My unit has the latest version of Android 5.1.1 Lollipop meshed together with Samsung’s Touchwiz. It’s lighter, faster and more refined than previous versions and stripped of useless gimmicky features that add no value for the end user. Samsung still offers its own apps but most of them are not installed. The majority of them can be found living in the Galaxy App store in case you miss any of them. I prefer this approach, allowing the user to decide which apps stay and go. However, there are still a few apps pre-installed such as the Microsoft Office suite and OneDrive but these are actually useful.
Besides that you still have some of the core software features that make a Samsung device. Multi-window allows you to use two apps side-by-side and Flipboard to retrieve your news, by simply swiping from the left side of the home screen to the right. Samsung’s browser is still there as well, but I’m sure most will switch to Chrome.
Battery Life & Storage
Like I mentioned previously, Samsung made the tablet really thin and because of this they had to sacrifice battery size. The battery is a 5870mAh battery, which is smaller than last year’s Tab S that shipped with a 7900mAh one. The battery life is inferior compared to other tablets but it will get you a day and a half to two days of moderate use. Unlike the Galaxy S6 and Note 5, it doesn’t have fast charging or wireless charging to help make up for the smaller battery size.

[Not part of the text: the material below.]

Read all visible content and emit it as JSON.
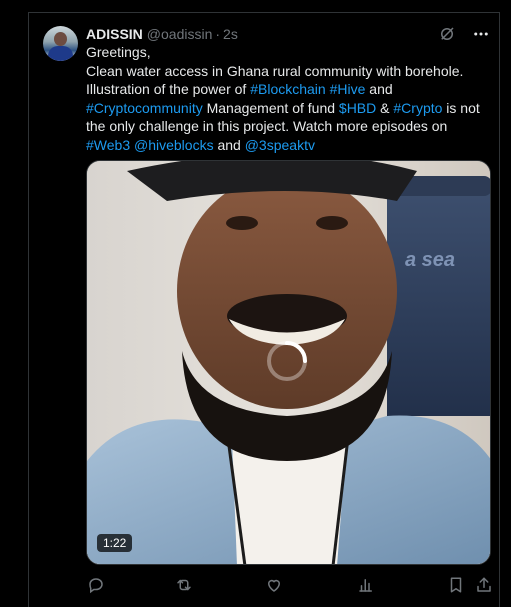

The Tab S2 comes with either 32 or 64GB of storage space and both have the option to insert a micro SD card that supports up to 128GB.
The Galaxy Tab S2 has an 8-megapixel rear-facing shooter and a 2.1MP front-facing camera. While I don’t recommend making this your primary camera or any tablet for that matter, it does a decent job at taking photos. From my experience, the photos turned out sharp, colourful and snapping photos is fairly fast. Strangely, double tapping the home button doesn’t bring you directly into the camera app, which I find to be very useful when using the Galaxy Note 5 or S6 Edge Plus. The front-facing shooter does well for video conferencing and the rear camera shoots QHD video.
Samsung did a great job updating the Galaxy Tab S2 in areas that matter the most. It’s thinner, lighter, easier to hold, and the display is absolutely gorgeous. The battery life is not as good as last year’s model and the tablet overall doesn’t do enough for me to be blown away by it.
So who should buy this? Well, if you’re an original Tab S owner it’s not worth the upgrade. If you’re someone who wants to spend over $500 on a premium Android tablet, this is one of the very few options. But for the rest out there who just want a tablet to watch movies, browse the net and read books, there are plenty of cheaper options that do the job just fine.